When business is great, read socking it to the customer, corporations love to sing the supply & demand song as if it is a religion. But the reality is that we have an economic system where we have given them absolute power in which they are allowed the whatever-the-market-will-bear moniker to reign irrespective of how it hurts people.
Oil companies when demand is high have no restrictions on how much they charge the consumer. They take your money because they can. Even as that janitor, garbage collector, nurse, daycare worker, and many others’ budgets are strained they do not care. Nor do they give back rebates for their windfall.
The thing is, they have not even been good stewards of their windfall. They redistribute their windfall to shareholders, high paid executive bonuses, as even their employees are denied good medical coverage and a healthy working environment.

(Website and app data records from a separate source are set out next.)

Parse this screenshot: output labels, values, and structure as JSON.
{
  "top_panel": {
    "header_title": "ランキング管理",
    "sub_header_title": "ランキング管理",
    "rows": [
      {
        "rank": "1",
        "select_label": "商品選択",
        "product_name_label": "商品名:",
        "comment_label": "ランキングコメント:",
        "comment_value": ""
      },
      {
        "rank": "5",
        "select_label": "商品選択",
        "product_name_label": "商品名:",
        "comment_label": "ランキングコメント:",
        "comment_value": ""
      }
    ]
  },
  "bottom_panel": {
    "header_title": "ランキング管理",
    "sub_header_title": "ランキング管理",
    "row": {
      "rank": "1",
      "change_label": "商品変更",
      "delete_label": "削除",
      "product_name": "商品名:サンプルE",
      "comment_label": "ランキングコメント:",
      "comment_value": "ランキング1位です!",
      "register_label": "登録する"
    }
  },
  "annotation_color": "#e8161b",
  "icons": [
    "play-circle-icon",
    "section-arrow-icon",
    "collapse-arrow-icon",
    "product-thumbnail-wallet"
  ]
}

Now that people are home because of a pandemic, they want two things that they are channeling through our irresponsible commander-in-chief. They want stimulus money and they want people to go back to work prematurely risking their lives to refill their coffers.

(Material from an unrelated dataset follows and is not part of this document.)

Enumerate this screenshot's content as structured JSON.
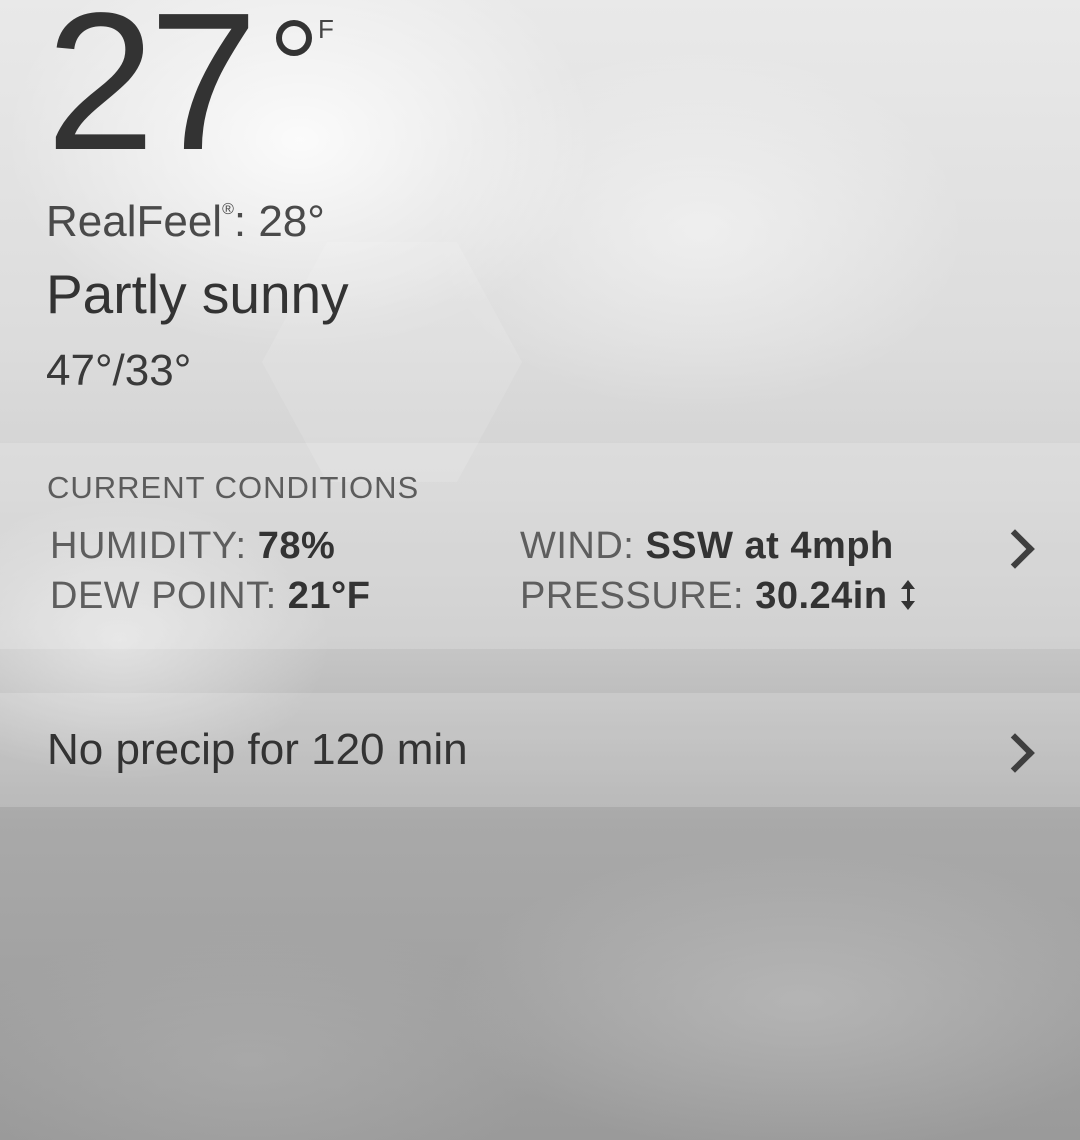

If one wants to see how much money there is in oil and the pilfer on consumers just remember the volume we use and the EBITDA of these companies.
Oil companies deserve no assistance. When have they supported policies to make the lives of Americans better? In fact, one finds them to be anathema to most because it hits their massive profits. Assist Americans and let them vote for the companies that they want via where they spend it. And if the oil companies balk, nationalize them.
Oil Plunges by Record to Below $11 With Storage Rapidly Filling – Bloomberg
Oil suffered its biggest one-day price plunge in the modern era, at one point crashing about 40% to below $11 a barrel as traders contended with an historic glut.
Despite OPEC+’s unprecedented output deal agreed a week ago, the oil market remains massively oversupplied as the lockdowns to fight the spread of the coronavirus reduce global crude demand by about a third. Storage tanks across the globe are rapidly filling, including at the key U.S. hub in Oklahoma.
“There is no limit to the downside to prices when inventories and pipelines are full,” tweeted Pierre Andurand, the head of the eponymous oil hedge fund. “Negative prices are possible,” he added.